When Jessica asked for people to guest post, I knew that I wanted to share my “Life Changing Experience” with you! We’ve all had life changing experiences at some stage in our life whether it be something small or something big, and I’m going to take some time to tell you mine!
When I was 11 years old (March 1997) just a month shy of my 12th birthday, my whole world did a complete 360. I was clumsy, or so I thought. After two different falls, spending a week at home from school with the flu, and not being able to put weight on my leg my mom decided to take me to the hospital to get an x-ray. Little did I know at the time that my mom had collapsed when they showed her the x-ray, I had no idea what was about to happen in my life.
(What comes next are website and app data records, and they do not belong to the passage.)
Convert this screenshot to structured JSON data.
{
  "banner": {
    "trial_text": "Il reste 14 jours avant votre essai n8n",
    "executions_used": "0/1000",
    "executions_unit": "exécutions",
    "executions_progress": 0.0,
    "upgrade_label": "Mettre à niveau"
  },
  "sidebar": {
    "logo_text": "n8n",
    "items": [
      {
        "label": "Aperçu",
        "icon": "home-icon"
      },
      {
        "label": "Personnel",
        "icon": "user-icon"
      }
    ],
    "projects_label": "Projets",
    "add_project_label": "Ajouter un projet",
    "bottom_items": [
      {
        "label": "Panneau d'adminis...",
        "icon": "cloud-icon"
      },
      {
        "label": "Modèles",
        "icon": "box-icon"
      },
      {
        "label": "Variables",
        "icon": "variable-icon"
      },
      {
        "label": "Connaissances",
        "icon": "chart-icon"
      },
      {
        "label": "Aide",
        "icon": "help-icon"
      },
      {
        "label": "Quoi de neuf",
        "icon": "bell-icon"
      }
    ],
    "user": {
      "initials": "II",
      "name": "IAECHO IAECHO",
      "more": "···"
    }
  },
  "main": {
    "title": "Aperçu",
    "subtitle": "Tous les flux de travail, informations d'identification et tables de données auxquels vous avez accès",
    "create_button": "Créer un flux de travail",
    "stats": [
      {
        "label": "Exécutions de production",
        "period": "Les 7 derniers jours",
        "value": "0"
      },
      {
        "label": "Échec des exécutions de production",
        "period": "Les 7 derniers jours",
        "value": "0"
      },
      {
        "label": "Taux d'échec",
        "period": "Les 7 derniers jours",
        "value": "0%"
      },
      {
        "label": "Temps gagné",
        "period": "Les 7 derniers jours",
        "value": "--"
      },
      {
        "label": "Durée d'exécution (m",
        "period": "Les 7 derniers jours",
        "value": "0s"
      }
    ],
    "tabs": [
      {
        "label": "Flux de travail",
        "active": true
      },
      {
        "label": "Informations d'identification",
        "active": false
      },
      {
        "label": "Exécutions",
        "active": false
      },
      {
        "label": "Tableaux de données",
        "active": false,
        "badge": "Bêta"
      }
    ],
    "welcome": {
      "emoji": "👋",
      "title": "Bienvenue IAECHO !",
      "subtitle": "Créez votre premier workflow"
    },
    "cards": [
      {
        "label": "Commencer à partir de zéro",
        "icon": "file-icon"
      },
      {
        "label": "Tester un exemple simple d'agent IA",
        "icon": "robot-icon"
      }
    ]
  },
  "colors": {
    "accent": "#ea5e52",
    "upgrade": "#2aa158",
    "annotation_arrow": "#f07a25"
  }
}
An x-ray in hand and we were headed to the university hospital about 30 minutes away.
University Hospital - The doctor wouldn’t touch me, she said it was past her comfort zone. She immediately wanted to send me to Vanderbilt University, I immediately knew. I began to cry, sitting there in the waiting room of the cold/sterile doctor’s office. I refused, I wasn't being sent there. My mom demanded that there had to be a doctor in this state that could treat her daughter and after a bit of arguing and demanding, we had an appointment in a couple weeks to see one of the best orthopaedic surgeons in the United States.
Dr. Wolf - A week later I was being wheeled around to test after test after test and being poked and prodded more than any 11 year old child wanted to ever imagine dealing with. After a few straight hours of test my mom and I sat in Dr. Wolf’s Examining room as he spoke the word I never wanted to hear: CANCER. He sat there and told us it was either one of two kinds, Ewings Sarcoma or Osteogenicsarcoma. Thankfully we didn’t know at the time that Ewings was very hard to treat. The next day I layed in a hospital bed groggily awaking from a biopsy where I vividly remember asking my mom if it was cancer, she simply said yes. She came over to my bedside and sternly looked at me and said for the next year and a half Ashley the word “Can’t” will NOT be in our vocabulary!
To fast forward a little bit:
I went through a year and a half of chemotherapy, it was horrid. I had long thick brown hair that was poker straight, it fell out in ONE day. My first chemo was horrendous, I remember my mom standing beside my bedside for 4 hours straight while I puked constantly. The sickness never really did let up. Yes, I had my good days & my bad but for the most part I felt horrible. There were a lot of times that I would be released from the hospital on a Monday afternoon, just to go back for another treatment Wednesday morning. People thought we were crazy for going home for one day, but that one day made all the difference in the world.
In June of 1997 I had the important surgery of removing my tumor, and placing a prosthetic device inside my leg. This was huge as it meant that I could begin to put weight on my leg again, and hopefully start learning to walk. Until this moment I had lived my life in either a wheel chair or on crutches.
Fast forward to February 1998 - my body rejected the prosthetic device. It was removed and a “rod” was put in place to simply keep the muscle (what was left) and tissue from growing together. I had MASSIVE infection, once they found when they went in there. I had 5 surgeries in 7 days, none less than 7 hours long during that week. My nutrition levels were so low that they had to put a feeding tube in me, which I kept for about a month.
We waited, made numerous trips to my surgeon, all the way until February 2000 for my bone to grow. Dr. Wolf would get extremely excited every time we saw new bone growth on the x-ray, that meant we were getting closer to finally getting on the road to recovery. In February 2000 a bump popped up on my leg, which once again ended up being massive infection. I remember finding it in the bathroom as I was about to get in the shower, and I started crying. I couldn’t do this any longer. I just wanted to be normal, but then again what was that? A week later we made a trip to his office, and the decision was made: Amputation. A horrible word, I’m sure you’re thinking. The word we had so desperately tried to avoid. Although, we couldn’t say that we hadn’t tried every possible avenue there was.
On February 4, 2000 I had my right leg amputated above the knee. My world, once again had done a 360. I was a freshman in high school. I remember waking up from that surgery, and I looked down to where my leg was supposed to be, the sheet laid flat. Weird. I knew though, that this was it. I could get on with my life, and that was a big relief.
I was fitted with a prosthetic leg on May 25, 2000, and took my first steps. My momma, she cried. I cried. I’m crying now, as I write this. They are happy tears. Here it is now, 11 years since those first steps and I feel that I’ve come a million miles.
I never thought i would see the day that I could walk without crutches, but I have!
I never thought that I would learn how to run, but I have!
I never thought I would find someone that would accept me and love me for who I am, but I did! And he’s amazing!
Boy do I have chills. Wow. I'm somewhat speechless... and in tears!
I could not imagine Ashley went through along with everyone else in the world who has or had battled this horrific diesase.
Ashley, you are amazing, thank you so much for sharing your extremely touching story. I am so proud of you. God is so good and works wonders for us! You are a true blessing!